Yet somehow, Commissioner Gordon, one of Gotham's greatest cops and detectives.... has no clue.
Look at the timeline. Bruce disappears for 7 years after the murderer of his parents goes free. He returns and the Bat shows up. He hosts a party that's crashed by the Joker, disappears, and the Bat shows up. Harvey Dent dies, Batman is accused of murder and disappears, Wayne becomes a recluse. Eight years later Bruce is out in public then shortly after... you guessed it! Batman. I mean... really???
And finally.... the BIG TWIST: Matilda, aka Talia al Guhl.
One of the disadvantages of being good at predicting films is that there are hardly surprises anymore. While my brain screamed "Talia!" as soon as Marion Cotillard entered her first scene, I still think that was a great misdirection appreciated by most audiences.

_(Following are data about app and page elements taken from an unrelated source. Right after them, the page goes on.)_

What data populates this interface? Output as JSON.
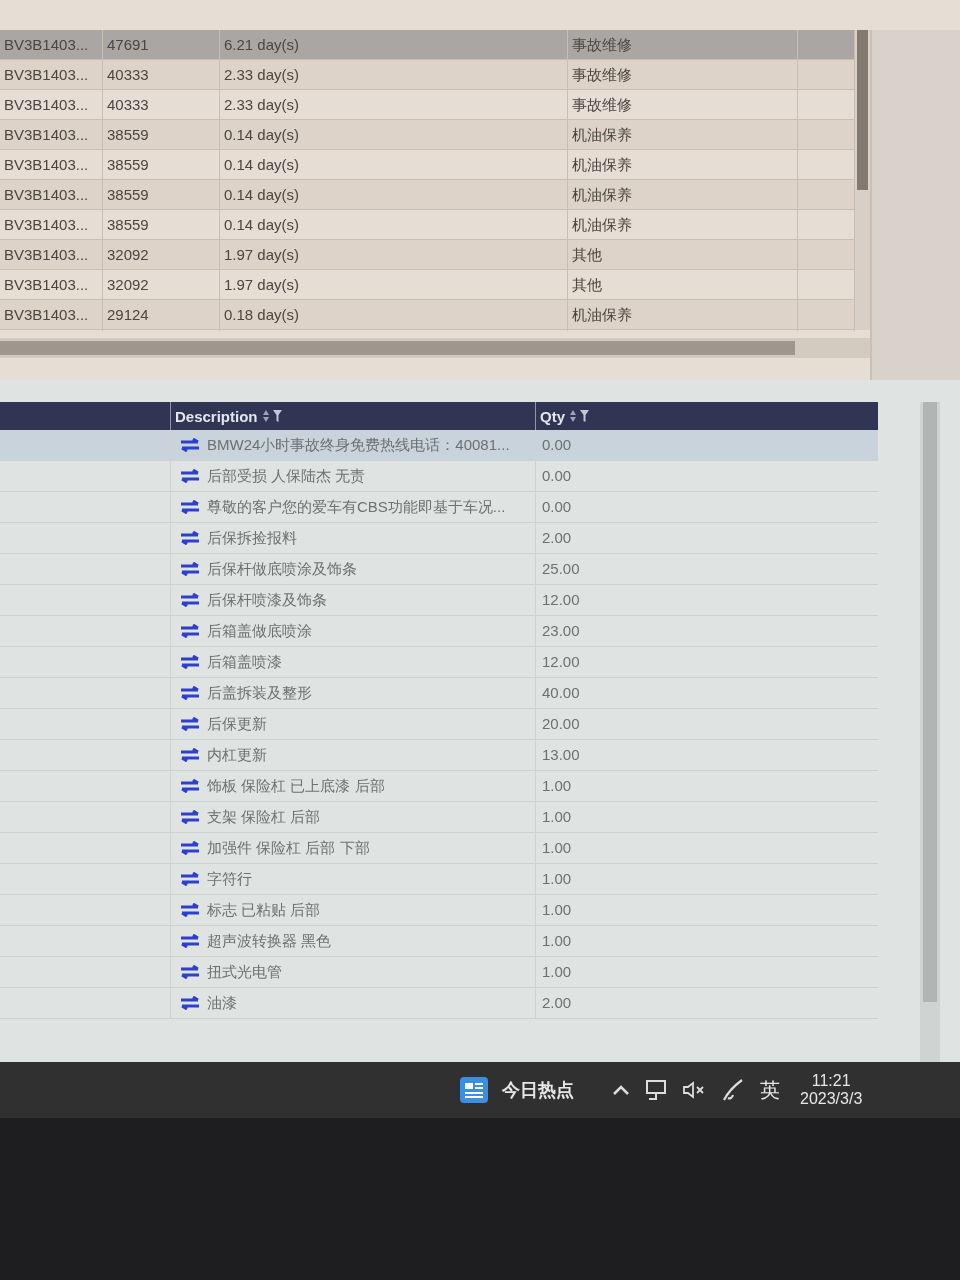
{
  "orders_table": {
    "rows": [
      {
        "cells": [
          "BV3B1403...",
          "47691",
          "6.21 day(s)",
          "事故维修"
        ],
        "selected": true
      },
      {
        "cells": [
          "BV3B1403...",
          "40333",
          "2.33 day(s)",
          "事故维修"
        ],
        "selected": false
      },
      {
        "cells": [
          "BV3B1403...",
          "40333",
          "2.33 day(s)",
          "事故维修"
        ],
        "selected": false
      },
      {
        "cells": [
          "BV3B1403...",
          "38559",
          "0.14 day(s)",
          "机油保养"
        ],
        "selected": false
      },
      {
        "cells": [
          "BV3B1403...",
          "38559",
          "0.14 day(s)",
          "机油保养"
        ],
        "selected": false
      },
      {
        "cells": [
          "BV3B1403...",
          "38559",
          "0.14 day(s)",
          "机油保养"
        ],
        "selected": false
      },
      {
        "cells": [
          "BV3B1403...",
          "38559",
          "0.14 day(s)",
          "机油保养"
        ],
        "selected": false
      },
      {
        "cells": [
          "BV3B1403...",
          "32092",
          "1.97 day(s)",
          "其他"
        ],
        "selected": false
      },
      {
        "cells": [
          "BV3B1403...",
          "32092",
          "1.97 day(s)",
          "其他"
        ],
        "selected": false
      },
      {
        "cells": [
          "BV3B1403...",
          "29124",
          "0.18 day(s)",
          "机油保养"
        ],
        "selected": false
      }
    ]
  },
  "items_table": {
    "columns": [
      {
        "label": "Description"
      },
      {
        "label": "Qty"
      }
    ],
    "rows": [
      {
        "description": "BMW24小时事故终身免费热线电话：40081...",
        "qty": "0.00",
        "selected": true
      },
      {
        "description": "后部受损 人保陆杰 无责",
        "qty": "0.00",
        "selected": false
      },
      {
        "description": "尊敬的客户您的爱车有CBS功能即基于车况...",
        "qty": "0.00",
        "selected": false
      },
      {
        "description": "后保拆捡报料",
        "qty": "2.00",
        "selected": false
      },
      {
        "description": "后保杆做底喷涂及饰条",
        "qty": "25.00",
        "selected": false
      },
      {
        "description": "后保杆喷漆及饰条",
        "qty": "12.00",
        "selected": false
      },
      {
        "description": "后箱盖做底喷涂",
        "qty": "23.00",
        "selected": false
      },
      {
        "description": "后箱盖喷漆",
        "qty": "12.00",
        "selected": false
      },
      {
        "description": "后盖拆装及整形",
        "qty": "40.00",
        "selected": false
      },
      {
        "description": "后保更新",
        "qty": "20.00",
        "selected": false
      },
      {
        "description": "内杠更新",
        "qty": "13.00",
        "selected": false
      },
      {
        "description": "饰板 保险杠 已上底漆 后部",
        "qty": "1.00",
        "selected": false
      },
      {
        "description": "支架 保险杠 后部",
        "qty": "1.00",
        "selected": false
      },
      {
        "description": "加强件 保险杠 后部 下部",
        "qty": "1.00",
        "selected": false
      },
      {
        "description": "字符行",
        "qty": "1.00",
        "selected": false
      },
      {
        "description": "标志 已粘贴 后部",
        "qty": "1.00",
        "selected": false
      },
      {
        "description": "超声波转换器 黑色",
        "qty": "1.00",
        "selected": false
      },
      {
        "description": "扭式光电管",
        "qty": "1.00",
        "selected": false
      },
      {
        "description": "油漆",
        "qty": "2.00",
        "selected": false
      }
    ]
  },
  "taskbar": {
    "news_label": "今日热点",
    "input_method": "英",
    "time": "11:21",
    "date": "2023/3/3"
  }
}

However, her motivation made absolutely no sense and the stories-- oh so many stories!-- didn't match up.
Bane rescues Talia and she escapes the prison, finds Ra's, and the pit is taken over by the League of Shadows. Bane has been disfigured on his face but other than that he's normal.... SO WHY DOES RA'S THINK BANE IS A MONSTER?????? The man saved your daughter from rape and torture and a living hell, and you repay him by calling Bane a monster?!
When EXACTLY did Bane and Talia fall in love? Wouldn't Bane be 20 or so years older than Talia? Somehow he didn't seem like a man in his 40's or 50's.........
Talia left LoS because she couldn't forgive her father for rejecting Bane. Then suddenly, after he's killed, she gives a crap and begins plotting. Why? What's the point? When she's all scrunched up in the truck, Talia said her father's legacy would be complete......... Let's head back to the first film, shall we? Ra's al Guhl went after Gotham because that city was a hub of organized crime, scum, and general deterioration of society. Film two changed that and now Gotham is peaceful. So there's no reason to "finish the job!"
Whew! That was a lot.
My apologies for any negativity. I'm not trying to start something and I have no desire to dislike The Dark Knight Rises because it's popular. I was really hoping to enjoy the film and take in the action, yet I needed to be honest.
Production wise, the cinematography and editing are stellar, performances solid, and the concept of Bane taking over Gotham is good. The pacing and intensity of the film built nicely all the way through the football stadium scene, but became choppy and made the movie feel long. I even enjoyed the Ra's al Guhl connection, and how they wound down the trilogy. Batman's motorcycle is badass. Joseph Gordon Levitt will make an excellent Night Wing and perhaps they'll bring Michael Caine back for an Alfred cameo.
Sorry, I should clarify: I realize Bale and Nolan left the Batman series, but DC and Warner Bros. will work out a new trilogy with Levitt because they want $$$. It's just smart business. Yet that brings up more questions: won't people recognize Bruce Wayne: International Playboy? How is Blake going to keep the Bat Cave running? Wayne has specialized training and the original Robin was an acrobat: what about Blake?
Overall, these questions and inconsistencies are what frustrate me most about the film. Because Hollywood needs to remain one step ahead of the trends and keep audiences interested in their films, I have a feeling screenwriters began building a script with Joker as soon as "The Dark Knight" entered post-production. When Heath Ledger passed away, everything-- including connections to the Joker-- had to be scrapped and the story made from scratch. And of course they had to watch budget, marketing, and production schedule to keep investors and audiences happy. It's insane. So I think many of these details were lost in the shuffle of getting the project made on time. Perhaps one day filmmakers will be able to delay film releases like video games do in favor of spending a little more time making great cinema instead of a mediocre movie.